All of us—researchers, journalists, patients and their loved ones--are desperate for genuine progress in treatments for severe mental illness. But if the history of such treatments teaches us anything, it is that we must view claims of dramatic progress with skepticism, or we will fall prey to false hopes.

Case in point: a depression treatment, pioneered by neurologist Helen Mayberg of Emory University, that involves electrically stimulating the brain with electrodes inserted through holes drilled in the skull. In 2005, Mayberg and colleagues reported that stimulating a region called Brodmann area 25 can relieve severe, intractable depression in two out of three patients.

Since then, many journalists and scientists have lauded Mayberg's research. In 2005, National Public Radio called her treatment "revolutionary." In 2006, the journalist David Dobbs, in a glowing profile of Mayberg in The New York Times Magazine, said her "incredible" results were "already changing how neuroscientists and psychiatrists think about depression."

More recently, her linkage of depression to area 25 has been praised by heavyweights such as Nobel laureate and neuroscientist Eric Kandel of Columbia and Thomas Insel, director of the National Institute of Mental Health. Last October, James Gorman of The New York Times cited Mayberg's research in a report on how the Pentagon plans to "spend more than $70 million over five years to jump to the next level of brain implants."

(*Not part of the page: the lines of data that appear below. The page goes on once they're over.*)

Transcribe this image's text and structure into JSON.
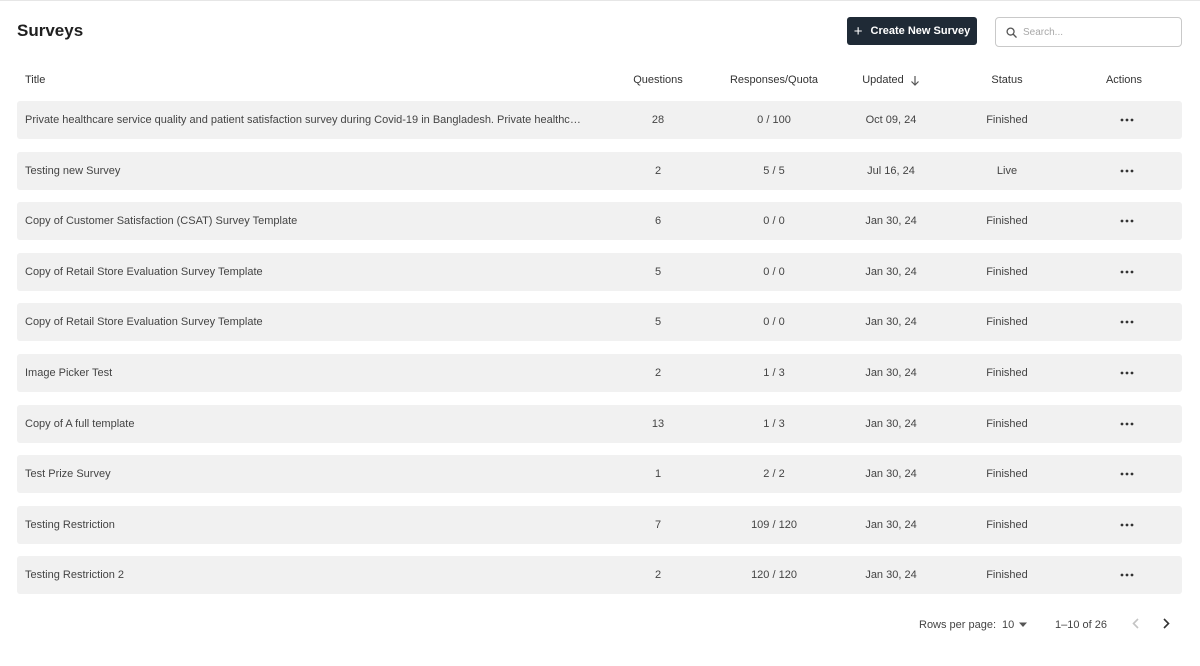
{
  "header": {
    "title": "Surveys",
    "create_label": "Create New Survey",
    "search_placeholder": "Search..."
  },
  "columns": {
    "title": "Title",
    "questions": "Questions",
    "responses": "Responses/Quota",
    "updated": "Updated",
    "status": "Status",
    "actions": "Actions"
  },
  "rows": [
    {
      "title": "Private healthcare service quality and patient satisfaction survey during Covid-19 in Bangladesh. Private healthcare ser...",
      "questions": "28",
      "responses": "0 / 100",
      "updated": "Oct 09, 24",
      "status": "Finished"
    },
    {
      "title": "Testing new Survey",
      "questions": "2",
      "responses": "5 / 5",
      "updated": "Jul 16, 24",
      "status": "Live"
    },
    {
      "title": "Copy of Customer Satisfaction (CSAT) Survey Template",
      "questions": "6",
      "responses": "0 / 0",
      "updated": "Jan 30, 24",
      "status": "Finished"
    },
    {
      "title": "Copy of Retail Store Evaluation Survey Template",
      "questions": "5",
      "responses": "0 / 0",
      "updated": "Jan 30, 24",
      "status": "Finished"
    },
    {
      "title": "Copy of Retail Store Evaluation Survey Template",
      "questions": "5",
      "responses": "0 / 0",
      "updated": "Jan 30, 24",
      "status": "Finished"
    },
    {
      "title": "Image Picker Test",
      "questions": "2",
      "responses": "1 / 3",
      "updated": "Jan 30, 24",
      "status": "Finished"
    },
    {
      "title": "Copy of A full template",
      "questions": "13",
      "responses": "1 / 3",
      "updated": "Jan 30, 24",
      "status": "Finished"
    },
    {
      "title": "Test Prize Survey",
      "questions": "1",
      "responses": "2 / 2",
      "updated": "Jan 30, 24",
      "status": "Finished"
    },
    {
      "title": "Testing Restriction",
      "questions": "7",
      "responses": "109 / 120",
      "updated": "Jan 30, 24",
      "status": "Finished"
    },
    {
      "title": "Testing Restriction 2",
      "questions": "2",
      "responses": "120 / 120",
      "updated": "Jan 30, 24",
      "status": "Finished"
    }
  ],
  "pagination": {
    "rows_per_page_label": "Rows per page:",
    "rows_per_page_value": "10",
    "range": "1–10 of 26"
  },
  "icons": {
    "create": "plus-icon",
    "search": "search-icon",
    "sort": "arrow-down-icon",
    "row_action": "more-horizontal-icon",
    "dropdown": "caret-down-icon",
    "prev": "chevron-left-icon",
    "next": "chevron-right-icon"
  },
  "colors": {
    "primary_button": "#1f2a36",
    "row_background": "#f1f1f1"
  }
}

Mayberg continues to report promising results, most recently at a lecture that I attended yesterday at New York University. The most powerful part of her presentation consisted of depressed patients describing how their mood lifted after implants stimulated their brains.

But Mayberg "buried the lead," as we journalists like to say. Midway through her talk, she mentioned that a multi-center, controlled trial of her method of deep-brain stimulation has halted.

Mayberg, who did not participate in the trial, did not know why exactly it had stopped. But she suspected that either subjects receiving stimulation of area 25 did worse than expected, or controls receiving "sham" surgery did better than expected, or both. Mayberg later told me by email that the so-called BROADEN (BROdmann Area 25 DEep brain Neuromodulation) trial was was overseen by St. Jude Medical Inc., for which she consults.

According to Neurotech Business Reports, an industry newsletter, the FDA suspended the BROADEN trial last fall because it failed a "futility analysis," which considers whether an experimental treatment has a reasonable chance of improving upon current treatments. (See this post by the terrific blogger "Neurocritic" for more on the suspended trial.)

I've always had doubts about Mayberg's claims. Her implant experiments have involved small numbers of patients (six in her 2005 study and 17 in a 2012 trial). I'm also troubled by Mayberg's links to medical-device manufacturers, such as St. Jude. Mayberg's potential conflicts of interest have been explored by one of her rare critics, journalist Alison Bass.

Moreover, I've delved into the history of deep-brain stimulation, so I know that it has inspired unfulfilled hopes in the past. (See my 2005 Scientific American article on brain-implant pioneer Jose Delgado.) Although the technology has become more refined, deep brain stimulation is still "associated with surgical risks (e.g., hemorrhage) and psychiatric complications (suicidal attenuation, hypomania) as well as high costs," according to a recent review in Nature.

In a post last September, I expressed doubts about Mayberg's work and criticized the reporting on her by David Dobbs. In a comment on my post, Dobbs vigorously defended Mayberg and himself, accusing me of desiring not "to inform, answer, or illuminate, but to deceive, darken, and distract." (See his entire comment following my blog post.)

My guess is that Dobbs, in spite of the suspended BROADEN trial, will double down on his support of Mayberg's approach to depression. At NYU, Mayberg admitted that she has to wonder why her implant studies show better results than the BROADEN trial apparently did. "Do my patients want to please me?" she asked.

She nonetheless remained upbeat. She told me by email: "The field will hopefully continue to move forward independently as it is doing, and hopefully companies will see the value of pursuing this approach given the research results."

The question is, at what point does hope do more harm than good?

For more information: Last September, Financial Times gave an upbeat overview of clinical research on DBS, including the recently suspended BROADEN trial, which according to the newspaper had 200 patients. Psychiatrist Carl Erik Fisher discussed the risks and benefits of deep brain stimulation for mental illness in December in Scientific American Mind. Mayberg's research was praised by physician Sanjay Gupta on CNN in 2012 and by journalist Andrew Solomon on National Public Radio this month. So far, no prominent journalist has mentioned the suspension of the BROADEN trial.